Toggl Desktop on openSUSE and Xfce

My efforts to get Toggl Desktop working on 64 bit openSUSE 12.3 and Xfce 4.10. Spoiler: It works, but not well enough to please me.

As part of my search for a time tracking solution I can be happy with, I test drove Toggl. The concept is great and the web interface is nice. I’d rather not have to have a browser open and a tab dedicated to nothing more than a timeclock button, however, so I gave their desktop software a try.

The concept is good: a small button in your system tray to punch in and punch out, with the optional ability to set and view all those neat bells and whistles the web interface offers. Sadly, it doesn’t play well with my distribution and desktop manager, and I’ve moved on to another solution. For the record, however, here’s what I did and how it worked:

I downloaded the latest stable version of the software. It’s available at no cost but proprietary, officially supported only for Ubuntu, and available only as a tarball.
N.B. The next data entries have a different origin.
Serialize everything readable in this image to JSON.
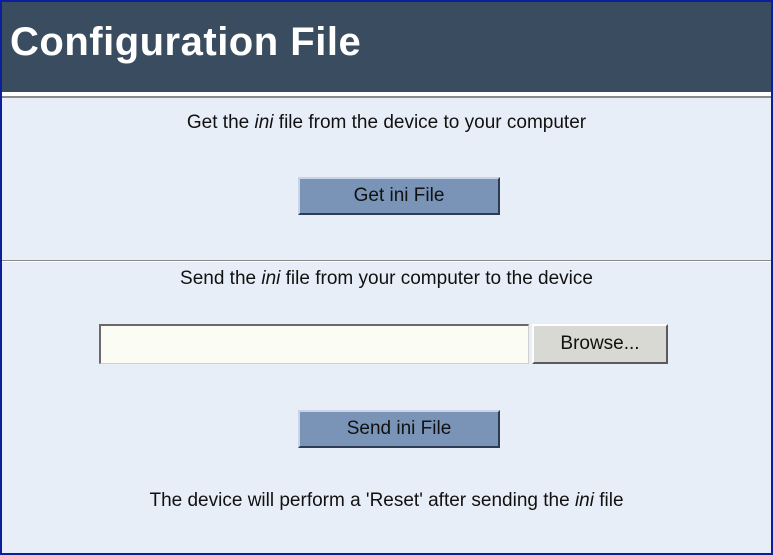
{
  "header": {
    "title": "Configuration File"
  },
  "get_section": {
    "text_before": "Get the ",
    "text_italic": "ini",
    "text_after": " file from the device to your computer",
    "button_label": "Get ini File"
  },
  "send_section": {
    "text_before": "Send the ",
    "text_italic": "ini",
    "text_after": " file from your computer to the device",
    "file_input_value": "",
    "browse_label": "Browse...",
    "button_label": "Send ini File",
    "note_before": "The device will perform a 'Reset' after sending the ",
    "note_italic": "ini",
    "note_after": " file"
  },
  "colors": {
    "header_bg": "#3a4d60",
    "page_bg": "#e8eef8",
    "button_bg": "#7a94b8",
    "frame_border": "#0b1f9c"
  }
}
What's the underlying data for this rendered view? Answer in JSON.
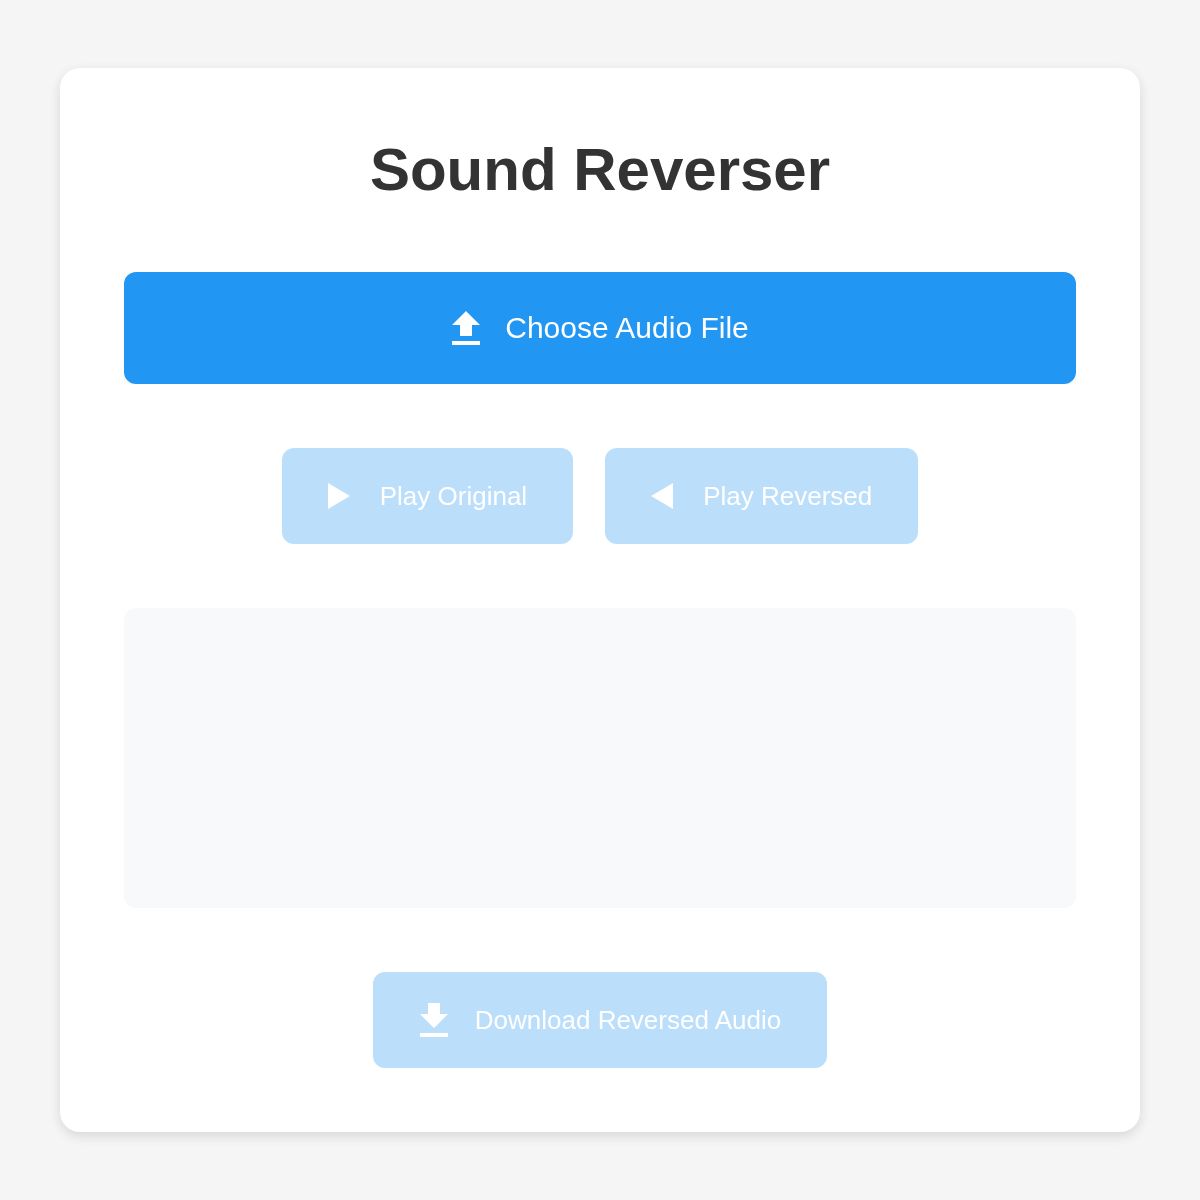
{
  "title": "Sound Reverser",
  "upload_button": {
    "label": "Choose Audio File",
    "disabled": false
  },
  "playback_buttons": [
    {
      "kind": "forward",
      "label": "Play Original",
      "disabled": true
    },
    {
      "kind": "reverse",
      "label": "Play Reversed",
      "disabled": true
    }
  ],
  "download_button": {
    "label": "Download Reversed Audio",
    "disabled": true
  }
}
Unpacking the tarball, there is a pretty good INSTALL.txt which I followed.

Running the executable per the instructions, I got the error “TideSDK: Couldn’t load file:/home/warren/bin/TogglDesktop/runtime/1.3.1-beta/libtide.so, error: libgnutls.so.26: cannot open shared object file: No such file or directory”

I did have /usr/lib64/libgnutls.so.28, provided by the package libgnutls28. Presumably Toggl Desktop wants me to downgrade to libgnutls26. No thank you, said I; instead I made a symlink to make TogglDesktop think libgnutls.so.28 is libgnutls.so.26:
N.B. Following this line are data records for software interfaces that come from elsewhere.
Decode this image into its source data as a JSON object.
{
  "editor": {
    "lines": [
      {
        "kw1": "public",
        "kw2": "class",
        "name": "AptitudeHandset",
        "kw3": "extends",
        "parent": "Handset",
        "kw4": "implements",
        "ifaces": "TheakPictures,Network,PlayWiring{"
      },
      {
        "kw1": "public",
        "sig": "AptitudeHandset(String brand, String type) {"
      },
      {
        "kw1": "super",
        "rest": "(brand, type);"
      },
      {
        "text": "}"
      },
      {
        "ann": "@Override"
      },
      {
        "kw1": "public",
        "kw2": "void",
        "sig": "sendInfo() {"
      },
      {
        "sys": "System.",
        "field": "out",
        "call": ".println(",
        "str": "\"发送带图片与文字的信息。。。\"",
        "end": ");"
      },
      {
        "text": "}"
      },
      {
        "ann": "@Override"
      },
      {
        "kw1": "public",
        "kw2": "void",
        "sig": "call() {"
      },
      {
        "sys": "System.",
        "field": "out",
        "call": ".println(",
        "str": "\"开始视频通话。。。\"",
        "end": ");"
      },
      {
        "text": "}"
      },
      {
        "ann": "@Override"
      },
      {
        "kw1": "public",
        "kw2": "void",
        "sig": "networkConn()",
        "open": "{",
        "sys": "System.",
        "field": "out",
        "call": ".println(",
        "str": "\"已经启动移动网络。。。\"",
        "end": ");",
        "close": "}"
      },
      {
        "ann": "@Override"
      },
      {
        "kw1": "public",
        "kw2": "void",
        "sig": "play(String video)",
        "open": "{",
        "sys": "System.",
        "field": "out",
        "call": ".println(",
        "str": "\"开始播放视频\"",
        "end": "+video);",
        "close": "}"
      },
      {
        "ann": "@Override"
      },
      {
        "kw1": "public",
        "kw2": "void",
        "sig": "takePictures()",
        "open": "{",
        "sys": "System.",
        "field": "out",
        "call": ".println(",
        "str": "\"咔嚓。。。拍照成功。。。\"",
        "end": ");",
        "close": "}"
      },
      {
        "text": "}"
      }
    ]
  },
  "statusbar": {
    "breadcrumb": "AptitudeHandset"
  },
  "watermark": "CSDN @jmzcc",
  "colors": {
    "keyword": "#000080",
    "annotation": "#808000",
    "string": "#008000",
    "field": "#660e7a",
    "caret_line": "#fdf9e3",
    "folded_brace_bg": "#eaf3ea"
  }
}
warren@verdi:/usr/lib64&> sudo ln libgnutls.so.28.11.3 libgnutls.so.26

That satisfied Toggl Desktop; it then ran and worked fine. To my dismay there seemed to be no way for it to remember my credentials and no documentation to be found, so I had to manually enter them every time I launched the application. This makes it a step backward from the web interface, which can remember my credentials.
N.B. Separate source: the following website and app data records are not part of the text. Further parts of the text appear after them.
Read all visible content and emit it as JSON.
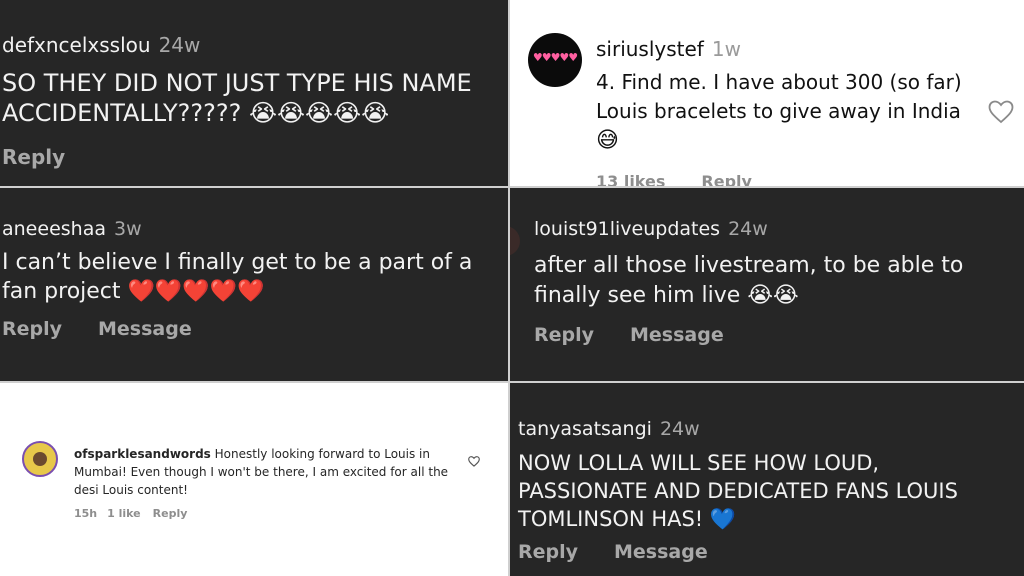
{
  "p1": {
    "username": "defxncelxsslou",
    "age": "24w",
    "text": "SO THEY DID NOT JUST TYPE HIS NAME ACCIDENTALLY?????",
    "emojis": "😭😭😭😭😭",
    "reply": "Reply"
  },
  "p2": {
    "header_partial": "",
    "username": "siriuslystef",
    "age": "1w",
    "text": "4. Find me. I have about 300 (so far) Louis bracelets to give away in India",
    "emojis": "😅",
    "likes": "13 likes",
    "reply": "Reply",
    "avatar_label": "♥♥♥♥♥"
  },
  "p3": {
    "username": "aneeeshaa",
    "age": "3w",
    "text": "I can’t believe I finally get to be a part of a fan project",
    "emojis": "❤️❤️❤️❤️❤️",
    "reply": "Reply",
    "message": "Message"
  },
  "p4": {
    "username": "louist91liveupdates",
    "age": "24w",
    "text": "after all those livestream, to be able to finally see him live",
    "emojis": "😭😭",
    "reply": "Reply",
    "message": "Message"
  },
  "p5": {
    "username": "ofsparklesandwords",
    "text": "Honestly looking forward to Louis in Mumbai! Even though I won't be there, I am excited for all the desi Louis content!",
    "age": "15h",
    "likes": "1 like",
    "reply": "Reply"
  },
  "p6": {
    "username": "tanyasatsangi",
    "age": "24w",
    "text": "NOW LOLLA WILL SEE HOW LOUD, PASSIONATE AND DEDICATED FANS LOUIS TOMLINSON HAS!",
    "emojis": "💙",
    "reply": "Reply",
    "message": "Message"
  },
  "colors": {
    "dark_bg": "#262626",
    "light_bg": "#ffffff",
    "muted": "#a8a8a8",
    "heart": "#e0262b"
  }
}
The problems didn’t end there: there was no tray icon for it in Xfce 4.10. I installed Alltray (from rpm.pbone.net; it was not available in openSUSE’s repositories). Launching Toggl Desktop with:

alltray --hide ~/bin/TogglDesktop/TogglDesktop

…launched it minimized to a tray icon as I desired. However, alltray takes over right clicks on the tray icon, which is where Toggl Desktop has its start and stop controls. So the work flow becomes:

  1. Launch Toggl Desktop from a custom menu item or launcher to call it via alltray
  2. Press the tray icon to open it
  3. Manually enter my credentials
  4. Press the start button
  5. Minimize

That’s just to start the timer. Add all those times I will want to stop and restart the timer, and I concluded Toggl Desktop was more trouble than it’s worth.

Alternatives to Toggl Desktop
I’ve looked at other time tracking solutions.

Advertisements

About Warren Post

So far: Customer support guy, jungle guide, IT consultant, beach bum, entrepreneur, teacher, diplomat, over-enthusiastic cyclist. Tomorrow: who knows?
This entry was posted in Uncategorized and tagged . Bookmark the permalink.

One Response to Toggl Desktop on openSUSE and Xfce

  1. Pingback: Time tracking solutions | A maze of twisty little passages

Leave a Reply

Fill in your details below or click an icon to log in:

WordPress.com Logo

You are commenting using your WordPress.com account. Log Out / Change )

Twitter picture

You are commenting using your Twitter account. Log Out / Change )

Facebook photo

You are commenting using your Facebook account. Log Out / Change )

Google+ photo

You are commenting using your Google+ account. Log Out / Change )

Connecting to %s